▶ **EXERCISE DETAILS**
Output the whole listing exactly, with no pictures.

▶ **INPUT MATERIAL**
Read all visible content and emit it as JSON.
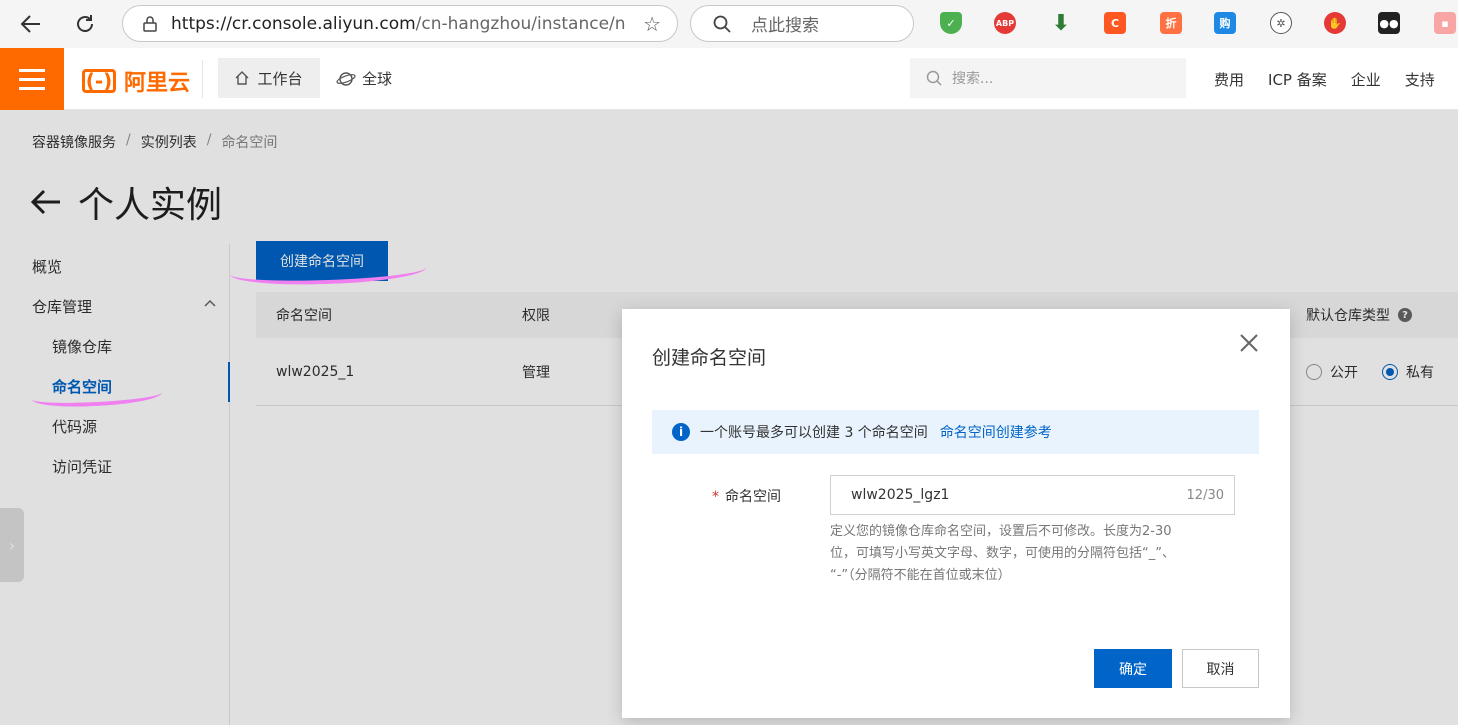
{
  "browser": {
    "url_host": "https://cr.console.aliyun.com",
    "url_path": "/cn-hangzhou/instance/n...",
    "search_placeholder": "点此搜索",
    "ext_labels": [
      "ABP",
      "C",
      "折",
      "购"
    ]
  },
  "console": {
    "logo_text": "阿里云",
    "logo_mark": "(-)",
    "workbench": "工作台",
    "region": "全球",
    "search_placeholder": "搜索...",
    "links": [
      "费用",
      "ICP 备案",
      "企业",
      "支持"
    ]
  },
  "breadcrumb": [
    "容器镜像服务",
    "实例列表",
    "命名空间"
  ],
  "page": {
    "title": "个人实例"
  },
  "sidebar": {
    "items": [
      {
        "label": "概览"
      },
      {
        "label": "仓库管理"
      },
      {
        "label": "镜像仓库"
      },
      {
        "label": "命名空间"
      },
      {
        "label": "代码源"
      },
      {
        "label": "访问凭证"
      }
    ]
  },
  "main": {
    "create_button": "创建命名空间",
    "table": {
      "headers": {
        "namespace": "命名空间",
        "permission": "权限",
        "default_type": "默认仓库类型"
      },
      "rows": [
        {
          "namespace": "wlw2025_1",
          "permission": "管理",
          "public_label": "公开",
          "private_label": "私有"
        }
      ]
    }
  },
  "dialog": {
    "title": "创建命名空间",
    "notice_text": "一个账号最多可以创建 3 个命名空间",
    "notice_link": "命名空间创建参考",
    "field_label": "命名空间",
    "field_value": "wlw2025_lgz1",
    "field_count": "12/30",
    "help_line1": "定义您的镜像仓库命名空间，设置后不可修改。长度为2-30",
    "help_line2": "位，可填写小写英文字母、数字，可使用的分隔符包括“_”、",
    "help_line3": "“-”（分隔符不能在首位或末位）",
    "ok_label": "确定",
    "cancel_label": "取消"
  },
  "colors": {
    "primary": "#0064c8",
    "brand": "#ff6a00",
    "highlight": "#f080f0"
  }
}
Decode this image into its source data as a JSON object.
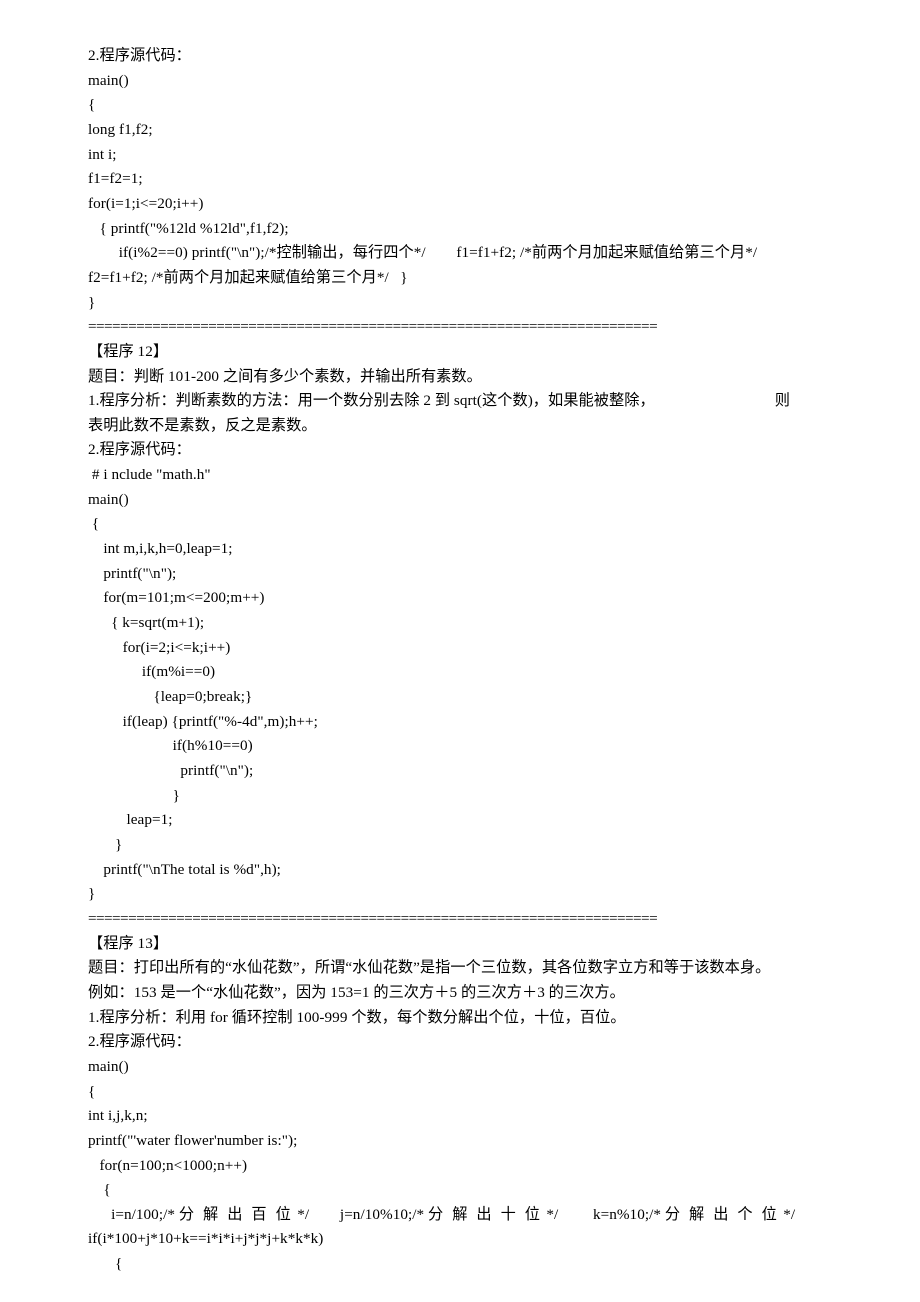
{
  "document": {
    "page_background": "#ffffff",
    "text_color": "#000000",
    "separator_char": "=",
    "separator_repeat": 71
  },
  "blocks": [
    {
      "id": "program11-source",
      "kind": "code",
      "lines": [
        "2.程序源代码：",
        "main()",
        "{",
        "long f1,f2;",
        "int i;",
        "f1=f2=1;",
        "for(i=1;i<=20;i++)",
        "   { printf(\"%12ld %12ld\",f1,f2);",
        "        if(i%2==0) printf(\"\\n\");/*控制输出，每行四个*/        f1=f1+f2; /*前两个月加起来赋值给第三个月*/          f2=f1+f2; /*前两个月加起来赋值给第三个月*/   }",
        "}"
      ]
    },
    {
      "id": "separator-1",
      "kind": "separator"
    },
    {
      "id": "program12-header",
      "kind": "text",
      "lines": [
        "【程序 12】",
        "题目：判断 101-200 之间有多少个素数，并输出所有素数。"
      ]
    },
    {
      "id": "program12-analysis",
      "kind": "text",
      "prefix": "1.程序分析：判断素数的方法：用一个数分别去除 2 到 sqrt(这个数)，如果能被整除，",
      "gap_then": "则",
      "continuation": "表明此数不是素数，反之是素数。"
    },
    {
      "id": "program12-source",
      "kind": "code",
      "lines": [
        "2.程序源代码：",
        " # i nclude \"math.h\"",
        "main()",
        " {",
        "    int m,i,k,h=0,leap=1;",
        "    printf(\"\\n\");",
        "    for(m=101;m<=200;m++)",
        "      { k=sqrt(m+1);",
        "         for(i=2;i<=k;i++)",
        "              if(m%i==0)",
        "                 {leap=0;break;}",
        "         if(leap) {printf(\"%-4d\",m);h++;",
        "                      if(h%10==0)",
        "                        printf(\"\\n\");",
        "                      }",
        "          leap=1;",
        "       }",
        "    printf(\"\\nThe total is %d\",h);",
        "}"
      ]
    },
    {
      "id": "separator-2",
      "kind": "separator"
    },
    {
      "id": "program13-header",
      "kind": "text",
      "lines": [
        "【程序 13】",
        "题目：打印出所有的“水仙花数”，所谓“水仙花数”是指一个三位数，其各位数字立方和等于该数本身。",
        "例如：153 是一个“水仙花数”，因为 153=1 的三次方＋5 的三次方＋3 的三次方。",
        "1.程序分析：利用 for 循环控制 100-999 个数，每个数分解出个位，十位，百位。"
      ]
    },
    {
      "id": "program13-source",
      "kind": "code",
      "lines": [
        "2.程序源代码：",
        "main()",
        "{",
        "int i,j,k,n;",
        "printf(\"'water flower'number is:\");",
        "   for(n=100;n<1000;n++)",
        "    {"
      ]
    },
    {
      "id": "program13-decompose",
      "kind": "code-spaced",
      "seg1": "      i=n/100;/* ",
      "seg1_spaced": "分 解 出 百 位",
      "seg2": " */        j=n/10%10;/* ",
      "seg2_spaced": "分 解 出 十 位",
      "seg3": " */         k=n%10;/* ",
      "seg3_spaced": "分 解 出 个 位",
      "seg4": " */     if(i*100+j*10+k==i*i*i+j*j*j+k*k*k)"
    },
    {
      "id": "program13-open-brace",
      "kind": "code",
      "lines": [
        "       {"
      ]
    }
  ]
}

▶ **YOUR SOLUTION**
Read all visible content and emit it as JSON.
{
  "browser": {
    "url_host": "https://cr.console.aliyun.com",
    "url_path": "/cn-hangzhou/instance/n...",
    "search_placeholder": "点此搜索",
    "ext_labels": [
      "ABP",
      "C",
      "折",
      "购"
    ]
  },
  "console": {
    "logo_text": "阿里云",
    "logo_mark": "(-)",
    "workbench": "工作台",
    "region": "全球",
    "search_placeholder": "搜索...",
    "links": [
      "费用",
      "ICP 备案",
      "企业",
      "支持"
    ]
  },
  "breadcrumb": [
    "容器镜像服务",
    "实例列表",
    "命名空间"
  ],
  "page": {
    "title": "个人实例"
  },
  "sidebar": {
    "items": [
      {
        "label": "概览"
      },
      {
        "label": "仓库管理"
      },
      {
        "label": "镜像仓库"
      },
      {
        "label": "命名空间"
      },
      {
        "label": "代码源"
      },
      {
        "label": "访问凭证"
      }
    ]
  },
  "main": {
    "create_button": "创建命名空间",
    "table": {
      "headers": {
        "namespace": "命名空间",
        "permission": "权限",
        "default_type": "默认仓库类型"
      },
      "rows": [
        {
          "namespace": "wlw2025_1",
          "permission": "管理",
          "public_label": "公开",
          "private_label": "私有"
        }
      ]
    }
  },
  "dialog": {
    "title": "创建命名空间",
    "notice_text": "一个账号最多可以创建 3 个命名空间",
    "notice_link": "命名空间创建参考",
    "field_label": "命名空间",
    "field_value": "wlw2025_lgz1",
    "field_count": "12/30",
    "help_line1": "定义您的镜像仓库命名空间，设置后不可修改。长度为2-30",
    "help_line2": "位，可填写小写英文字母、数字，可使用的分隔符包括“_”、",
    "help_line3": "“-”（分隔符不能在首位或末位）",
    "ok_label": "确定",
    "cancel_label": "取消"
  },
  "colors": {
    "primary": "#0064c8",
    "brand": "#ff6a00",
    "highlight": "#f080f0"
  }
}
Decode this image into its source data as a JSON object.
{
  "document": {
    "page_background": "#ffffff",
    "text_color": "#000000",
    "separator_char": "=",
    "separator_repeat": 71
  },
  "blocks": [
    {
      "id": "program11-source",
      "kind": "code",
      "lines": [
        "2.程序源代码：",
        "main()",
        "{",
        "long f1,f2;",
        "int i;",
        "f1=f2=1;",
        "for(i=1;i<=20;i++)",
        "   { printf(\"%12ld %12ld\",f1,f2);",
        "        if(i%2==0) printf(\"\\n\");/*控制输出，每行四个*/        f1=f1+f2; /*前两个月加起来赋值给第三个月*/          f2=f1+f2; /*前两个月加起来赋值给第三个月*/   }",
        "}"
      ]
    },
    {
      "id": "separator-1",
      "kind": "separator"
    },
    {
      "id": "program12-header",
      "kind": "text",
      "lines": [
        "【程序 12】",
        "题目：判断 101-200 之间有多少个素数，并输出所有素数。"
      ]
    },
    {
      "id": "program12-analysis",
      "kind": "text",
      "prefix": "1.程序分析：判断素数的方法：用一个数分别去除 2 到 sqrt(这个数)，如果能被整除，",
      "gap_then": "则",
      "continuation": "表明此数不是素数，反之是素数。"
    },
    {
      "id": "program12-source",
      "kind": "code",
      "lines": [
        "2.程序源代码：",
        " # i nclude \"math.h\"",
        "main()",
        " {",
        "    int m,i,k,h=0,leap=1;",
        "    printf(\"\\n\");",
        "    for(m=101;m<=200;m++)",
        "      { k=sqrt(m+1);",
        "         for(i=2;i<=k;i++)",
        "              if(m%i==0)",
        "                 {leap=0;break;}",
        "         if(leap) {printf(\"%-4d\",m);h++;",
        "                      if(h%10==0)",
        "                        printf(\"\\n\");",
        "                      }",
        "          leap=1;",
        "       }",
        "    printf(\"\\nThe total is %d\",h);",
        "}"
      ]
    },
    {
      "id": "separator-2",
      "kind": "separator"
    },
    {
      "id": "program13-header",
      "kind": "text",
      "lines": [
        "【程序 13】",
        "题目：打印出所有的“水仙花数”，所谓“水仙花数”是指一个三位数，其各位数字立方和等于该数本身。",
        "例如：153 是一个“水仙花数”，因为 153=1 的三次方＋5 的三次方＋3 的三次方。",
        "1.程序分析：利用 for 循环控制 100-999 个数，每个数分解出个位，十位，百位。"
      ]
    },
    {
      "id": "program13-source",
      "kind": "code",
      "lines": [
        "2.程序源代码：",
        "main()",
        "{",
        "int i,j,k,n;",
        "printf(\"'water flower'number is:\");",
        "   for(n=100;n<1000;n++)",
        "    {"
      ]
    },
    {
      "id": "program13-decompose",
      "kind": "code-spaced",
      "seg1": "      i=n/100;/* ",
      "seg1_spaced": "分 解 出 百 位",
      "seg2": " */        j=n/10%10;/* ",
      "seg2_spaced": "分 解 出 十 位",
      "seg3": " */         k=n%10;/* ",
      "seg3_spaced": "分 解 出 个 位",
      "seg4": " */     if(i*100+j*10+k==i*i*i+j*j*j+k*k*k)"
    },
    {
      "id": "program13-open-brace",
      "kind": "code",
      "lines": [
        "       {"
      ]
    }
  ]
}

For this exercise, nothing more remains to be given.